■ WHAT IS EXPECTED ■
Your copy should match the entries exactly, except that it holds no pictures.
Segment Start: SOURCE MATERIAL
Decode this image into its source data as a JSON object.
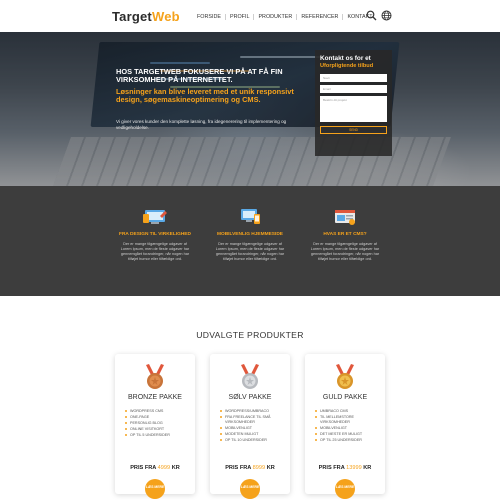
{
  "header": {
    "logo_part1": "Target",
    "logo_part2": "Web",
    "nav": [
      "FORSIDE",
      "PROFIL",
      "PRODUKTER",
      "REFERENCER",
      "KONTAKT"
    ]
  },
  "hero": {
    "title": "HOS TARGETWEB FOKUSERE VI PÅ AT FÅ FIN VIRKSOMHED PÅ INTERNETTET.",
    "subtitle": "Løsninger kan blive leveret med et unik responsivt design, søgemaskineoptimering og CMS.",
    "body": "Vi giver vores kunder den komplette løsning, fra idegenerering til implementering og vedligeholdelse."
  },
  "contact": {
    "title": "Kontakt os for et",
    "subtitle": "Uforpligtende tilbud",
    "name_placeholder": "Navn",
    "email_placeholder": "Email",
    "message_placeholder": "Beskriv dit projekt",
    "send_label": "SEND"
  },
  "features": [
    {
      "icon": "design-screen-icon",
      "title": "FRA DESIGN TIL VIRKELIGHED",
      "text": "Der er mange tilgængelige udgaver af Lorem Ipsum, men de fleste udgaver har gennemgået forandringer, når nogen har tilføjet humor eller tilfældige ord."
    },
    {
      "icon": "mobile-friendly-icon",
      "title": "MOBILVENLIG HJEMMESIDE",
      "text": "Der er mange tilgængelige udgaver af Lorem Ipsum, men de fleste udgaver har gennemgået forandringer, når nogen har tilføjet humor eller tilfældige ord."
    },
    {
      "icon": "cms-icon",
      "title": "HVAS ER ET CMS?",
      "text": "Der er mange tilgængelige udgaver af Lorem Ipsum, men de fleste udgaver har gennemgået forandringer, når nogen har tilføjet humor eller tilfældige ord."
    }
  ],
  "products": {
    "title": "UDVALGTE PRODUKTER",
    "cards": [
      {
        "name": "BRONZE PAKKE",
        "medal_color": "#c8743a",
        "ribbon_color": "#e0573c",
        "features": [
          "WORDPRESS CMS",
          "ONE-PAGE",
          "PERSONLIG BLOG",
          "ONLINE VISITKORT",
          "OP TIL 5 UNDERSIDER"
        ],
        "price_label": "PRIS FRA",
        "price_amount": "4999",
        "currency": "KR",
        "button": "LÆS MERE"
      },
      {
        "name": "SØLV PAKKE",
        "medal_color": "#c9cbcf",
        "ribbon_color": "#e0573c",
        "features": [
          "WORDPRESS/UMBRACO",
          "FRA FREELANCE TIL SMÅ VIRKSOMHEDER",
          "MOBILVENLIGT",
          "MODETEN MULIGT",
          "OP TIL 10 UNDERSIDER"
        ],
        "price_label": "PRIS FRA",
        "price_amount": "8999",
        "currency": "KR",
        "button": "LÆS MERE"
      },
      {
        "name": "GULD PAKKE",
        "medal_color": "#e2a52c",
        "ribbon_color": "#e0573c",
        "features": [
          "UMBRACO CMS",
          "TIL MELLEMSTORE VIRKSOMHEDER",
          "MOBILVENLIGT",
          "DET MESTE ER MULIGT",
          "OP TIL 25 UNDERSIDER"
        ],
        "price_label": "PRIS FRA",
        "price_amount": "13999",
        "currency": "KR",
        "button": "LÆS MERE"
      }
    ]
  },
  "colors": {
    "accent": "#f5a21b",
    "dark": "#3d3d3d"
  }
}
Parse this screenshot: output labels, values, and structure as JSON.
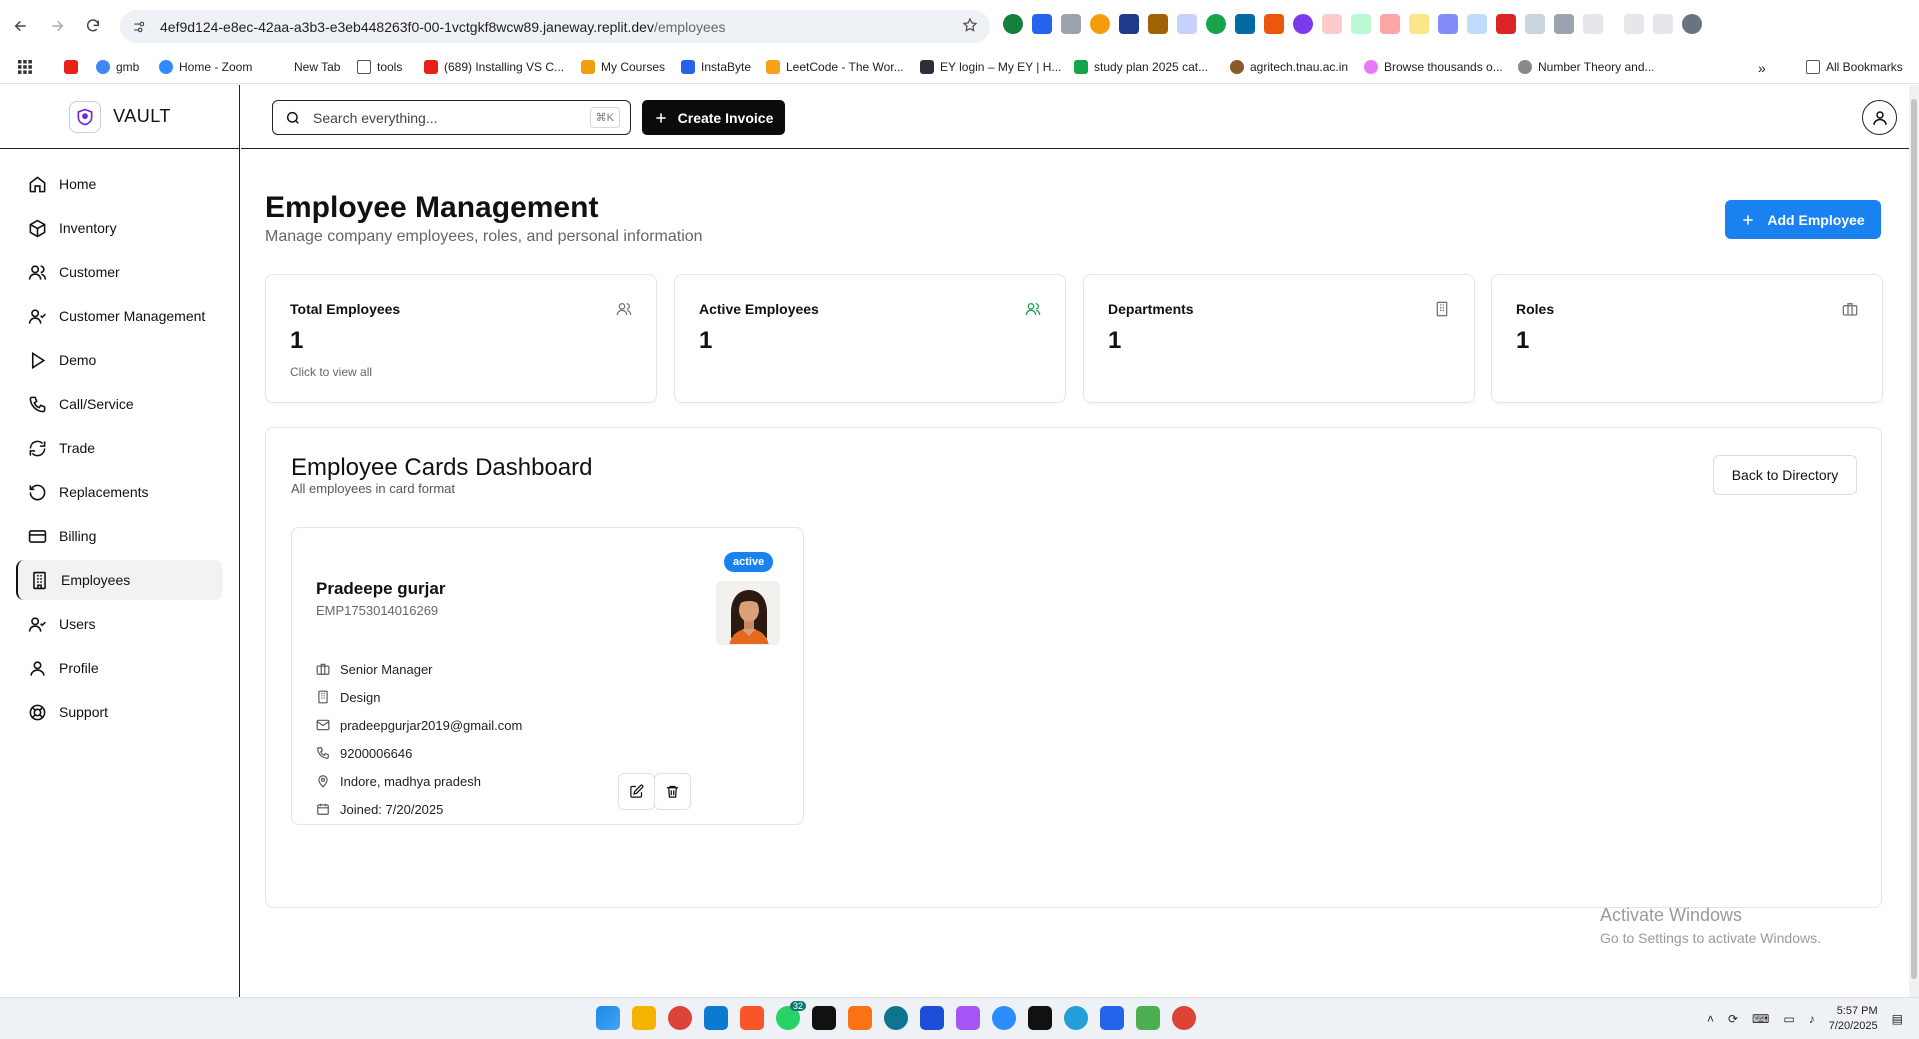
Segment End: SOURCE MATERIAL
■ FINISHED EXERCISE ■
Decode this image into its source data as a JSON object.
{
  "header": {
    "logo_part1": "Target",
    "logo_part2": "Web",
    "nav": [
      "FORSIDE",
      "PROFIL",
      "PRODUKTER",
      "REFERENCER",
      "KONTAKT"
    ]
  },
  "hero": {
    "title": "HOS TARGETWEB FOKUSERE VI PÅ AT FÅ FIN VIRKSOMHED PÅ INTERNETTET.",
    "subtitle": "Løsninger kan blive leveret med et unik responsivt design, søgemaskineoptimering og CMS.",
    "body": "Vi giver vores kunder den komplette løsning, fra idegenerering til implementering og vedligeholdelse."
  },
  "contact": {
    "title": "Kontakt os for et",
    "subtitle": "Uforpligtende tilbud",
    "name_placeholder": "Navn",
    "email_placeholder": "Email",
    "message_placeholder": "Beskriv dit projekt",
    "send_label": "SEND"
  },
  "features": [
    {
      "icon": "design-screen-icon",
      "title": "FRA DESIGN TIL VIRKELIGHED",
      "text": "Der er mange tilgængelige udgaver af Lorem Ipsum, men de fleste udgaver har gennemgået forandringer, når nogen har tilføjet humor eller tilfældige ord."
    },
    {
      "icon": "mobile-friendly-icon",
      "title": "MOBILVENLIG HJEMMESIDE",
      "text": "Der er mange tilgængelige udgaver af Lorem Ipsum, men de fleste udgaver har gennemgået forandringer, når nogen har tilføjet humor eller tilfældige ord."
    },
    {
      "icon": "cms-icon",
      "title": "HVAS ER ET CMS?",
      "text": "Der er mange tilgængelige udgaver af Lorem Ipsum, men de fleste udgaver har gennemgået forandringer, når nogen har tilføjet humor eller tilfældige ord."
    }
  ],
  "products": {
    "title": "UDVALGTE PRODUKTER",
    "cards": [
      {
        "name": "BRONZE PAKKE",
        "medal_color": "#c8743a",
        "ribbon_color": "#e0573c",
        "features": [
          "WORDPRESS CMS",
          "ONE-PAGE",
          "PERSONLIG BLOG",
          "ONLINE VISITKORT",
          "OP TIL 5 UNDERSIDER"
        ],
        "price_label": "PRIS FRA",
        "price_amount": "4999",
        "currency": "KR",
        "button": "LÆS MERE"
      },
      {
        "name": "SØLV PAKKE",
        "medal_color": "#c9cbcf",
        "ribbon_color": "#e0573c",
        "features": [
          "WORDPRESS/UMBRACO",
          "FRA FREELANCE TIL SMÅ VIRKSOMHEDER",
          "MOBILVENLIGT",
          "MODETEN MULIGT",
          "OP TIL 10 UNDERSIDER"
        ],
        "price_label": "PRIS FRA",
        "price_amount": "8999",
        "currency": "KR",
        "button": "LÆS MERE"
      },
      {
        "name": "GULD PAKKE",
        "medal_color": "#e2a52c",
        "ribbon_color": "#e0573c",
        "features": [
          "UMBRACO CMS",
          "TIL MELLEMSTORE VIRKSOMHEDER",
          "MOBILVENLIGT",
          "DET MESTE ER MULIGT",
          "OP TIL 25 UNDERSIDER"
        ],
        "price_label": "PRIS FRA",
        "price_amount": "13999",
        "currency": "KR",
        "button": "LÆS MERE"
      }
    ]
  },
  "colors": {
    "accent": "#f5a21b",
    "dark": "#3d3d3d"
  }
}
Parse this screenshot: output labels, values, and structure as JSON.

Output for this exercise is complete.